By now you’ve heard that John Edwards finally has endorsed Barack Obama. Greg Sargent speculates why Edwards made the move now.
Clinton supporters still are arguing that Clinton’s support among white working-class voters makes her the stronger candidate in the fall. However, a recent Quinnipiac University survey says otherwise. Foon Rhee of The Boston Globe writes,
…both Clinton and Barack Obama lead presumptive Republican nominee John McCain nationally. Clinton leads 46 percent to 41 percent, with strong support from women and blacks. Obama leads 48 percent to 37 percent with strong backing from independents and blacks.

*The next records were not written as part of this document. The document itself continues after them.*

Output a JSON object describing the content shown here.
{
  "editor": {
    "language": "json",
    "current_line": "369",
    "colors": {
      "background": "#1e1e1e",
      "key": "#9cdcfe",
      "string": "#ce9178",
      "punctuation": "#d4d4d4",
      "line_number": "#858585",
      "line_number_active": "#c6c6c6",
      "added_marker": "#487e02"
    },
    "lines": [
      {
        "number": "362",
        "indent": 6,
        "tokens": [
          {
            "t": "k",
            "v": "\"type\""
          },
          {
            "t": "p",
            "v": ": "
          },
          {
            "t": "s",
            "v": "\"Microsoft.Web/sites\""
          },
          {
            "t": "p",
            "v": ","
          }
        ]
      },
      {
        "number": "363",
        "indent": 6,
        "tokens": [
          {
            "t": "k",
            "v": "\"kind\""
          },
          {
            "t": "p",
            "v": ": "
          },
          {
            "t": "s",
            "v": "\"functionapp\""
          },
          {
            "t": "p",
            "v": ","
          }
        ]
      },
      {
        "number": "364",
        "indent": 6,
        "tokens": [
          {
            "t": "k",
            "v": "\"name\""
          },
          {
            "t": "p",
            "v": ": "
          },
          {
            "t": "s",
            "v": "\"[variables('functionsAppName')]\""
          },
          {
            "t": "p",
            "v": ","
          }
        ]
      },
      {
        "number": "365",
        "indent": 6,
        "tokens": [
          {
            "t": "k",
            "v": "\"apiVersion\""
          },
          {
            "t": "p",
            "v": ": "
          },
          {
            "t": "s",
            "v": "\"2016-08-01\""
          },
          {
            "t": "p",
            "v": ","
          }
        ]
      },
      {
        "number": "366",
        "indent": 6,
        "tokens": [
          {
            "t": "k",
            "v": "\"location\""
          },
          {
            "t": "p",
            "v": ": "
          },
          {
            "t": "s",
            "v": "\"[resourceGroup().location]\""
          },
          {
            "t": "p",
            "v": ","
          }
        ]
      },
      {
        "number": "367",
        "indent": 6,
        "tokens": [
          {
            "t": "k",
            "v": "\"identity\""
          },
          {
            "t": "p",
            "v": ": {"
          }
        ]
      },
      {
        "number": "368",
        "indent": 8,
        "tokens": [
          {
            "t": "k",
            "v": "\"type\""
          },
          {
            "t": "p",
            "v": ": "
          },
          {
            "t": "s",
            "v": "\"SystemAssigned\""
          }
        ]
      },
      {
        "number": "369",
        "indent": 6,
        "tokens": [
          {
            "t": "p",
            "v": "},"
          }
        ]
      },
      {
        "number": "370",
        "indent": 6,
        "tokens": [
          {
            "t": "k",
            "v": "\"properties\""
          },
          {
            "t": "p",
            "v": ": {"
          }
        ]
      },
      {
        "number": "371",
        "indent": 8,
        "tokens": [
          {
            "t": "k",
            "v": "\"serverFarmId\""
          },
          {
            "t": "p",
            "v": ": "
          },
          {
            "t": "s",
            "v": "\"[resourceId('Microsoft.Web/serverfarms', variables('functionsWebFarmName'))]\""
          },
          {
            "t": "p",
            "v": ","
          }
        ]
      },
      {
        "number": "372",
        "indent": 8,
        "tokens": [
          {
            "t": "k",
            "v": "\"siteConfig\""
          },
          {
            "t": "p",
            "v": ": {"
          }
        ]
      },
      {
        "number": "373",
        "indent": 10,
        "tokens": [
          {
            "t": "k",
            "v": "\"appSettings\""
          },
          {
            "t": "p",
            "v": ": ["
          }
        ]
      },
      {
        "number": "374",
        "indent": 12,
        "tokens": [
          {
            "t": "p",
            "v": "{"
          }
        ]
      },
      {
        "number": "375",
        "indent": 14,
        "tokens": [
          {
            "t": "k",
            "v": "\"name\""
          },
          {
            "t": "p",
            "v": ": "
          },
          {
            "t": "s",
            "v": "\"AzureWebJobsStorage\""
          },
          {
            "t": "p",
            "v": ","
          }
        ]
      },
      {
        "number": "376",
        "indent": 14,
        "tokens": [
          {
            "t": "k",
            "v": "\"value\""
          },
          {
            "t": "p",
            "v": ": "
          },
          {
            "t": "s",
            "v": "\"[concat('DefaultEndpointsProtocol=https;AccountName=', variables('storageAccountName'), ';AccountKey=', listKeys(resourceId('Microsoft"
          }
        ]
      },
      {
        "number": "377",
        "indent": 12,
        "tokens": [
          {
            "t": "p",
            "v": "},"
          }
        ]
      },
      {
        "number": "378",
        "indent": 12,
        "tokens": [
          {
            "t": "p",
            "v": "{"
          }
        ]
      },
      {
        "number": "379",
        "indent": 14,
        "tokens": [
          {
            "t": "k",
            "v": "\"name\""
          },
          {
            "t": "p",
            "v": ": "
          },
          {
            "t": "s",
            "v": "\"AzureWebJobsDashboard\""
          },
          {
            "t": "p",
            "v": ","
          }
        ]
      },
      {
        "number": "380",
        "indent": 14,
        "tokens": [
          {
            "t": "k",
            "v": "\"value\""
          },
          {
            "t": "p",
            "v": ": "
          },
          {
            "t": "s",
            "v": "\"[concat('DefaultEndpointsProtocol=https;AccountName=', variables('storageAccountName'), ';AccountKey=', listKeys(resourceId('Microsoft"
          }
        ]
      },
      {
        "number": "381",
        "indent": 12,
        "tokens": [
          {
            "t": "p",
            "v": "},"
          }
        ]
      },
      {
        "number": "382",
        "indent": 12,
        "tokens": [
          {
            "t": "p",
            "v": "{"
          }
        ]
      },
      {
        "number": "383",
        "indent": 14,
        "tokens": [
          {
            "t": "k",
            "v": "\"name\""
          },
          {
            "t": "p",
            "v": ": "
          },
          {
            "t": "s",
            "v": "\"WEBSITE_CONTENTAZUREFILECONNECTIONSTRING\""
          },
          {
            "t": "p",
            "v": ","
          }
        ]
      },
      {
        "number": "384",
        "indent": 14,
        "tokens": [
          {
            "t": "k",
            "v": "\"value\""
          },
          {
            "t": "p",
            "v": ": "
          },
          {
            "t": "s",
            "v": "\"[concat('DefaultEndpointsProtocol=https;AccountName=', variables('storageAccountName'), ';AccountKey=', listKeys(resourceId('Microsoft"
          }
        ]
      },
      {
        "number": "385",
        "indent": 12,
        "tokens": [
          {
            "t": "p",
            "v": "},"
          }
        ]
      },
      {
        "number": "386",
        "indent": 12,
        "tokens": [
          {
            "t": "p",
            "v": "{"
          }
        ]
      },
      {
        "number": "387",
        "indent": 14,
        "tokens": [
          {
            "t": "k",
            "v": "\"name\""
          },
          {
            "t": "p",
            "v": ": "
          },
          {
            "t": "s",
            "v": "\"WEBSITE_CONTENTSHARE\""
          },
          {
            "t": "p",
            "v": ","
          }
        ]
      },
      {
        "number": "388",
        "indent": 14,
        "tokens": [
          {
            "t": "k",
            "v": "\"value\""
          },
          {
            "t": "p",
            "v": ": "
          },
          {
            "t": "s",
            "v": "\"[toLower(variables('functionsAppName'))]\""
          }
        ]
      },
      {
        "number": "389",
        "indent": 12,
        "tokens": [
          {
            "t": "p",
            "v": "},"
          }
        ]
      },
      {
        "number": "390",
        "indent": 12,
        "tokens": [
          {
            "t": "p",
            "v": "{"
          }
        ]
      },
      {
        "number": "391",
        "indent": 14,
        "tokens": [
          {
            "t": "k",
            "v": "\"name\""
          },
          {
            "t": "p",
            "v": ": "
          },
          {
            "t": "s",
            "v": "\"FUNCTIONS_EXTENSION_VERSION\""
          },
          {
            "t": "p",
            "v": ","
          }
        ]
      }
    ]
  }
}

But while Clinton is trying to argue that she holds greater appeal to blue-collar voters essential to a Democratic victory in November, she and Obama face similar deficits among non-college-educated whites in the poll — McCain leads 48 percent to 41 percent over Clinton, and 46 percent to 39 percent over Obama.
And Clinton continues to have the lowest favorability rating. While 47 percent of voters have a favorable view of her, 44 percent have an unfavorable view. Obama’s spread is 49 percent favorable to 43 percent unfavorable, and McCain’s is 45 percent favorable to 31 percent unfavorable.
This is just one poll, but it suggests that Clinton’s “advantage” among white working class voters is a mirage. And the mounting hysteria among some people that the Dems are doomed without the white, small-town, working-class voters seems odd to me, considering that Dems haven’t had those votes for a very long time. That they are suddenly so essential now seems a tad irrational.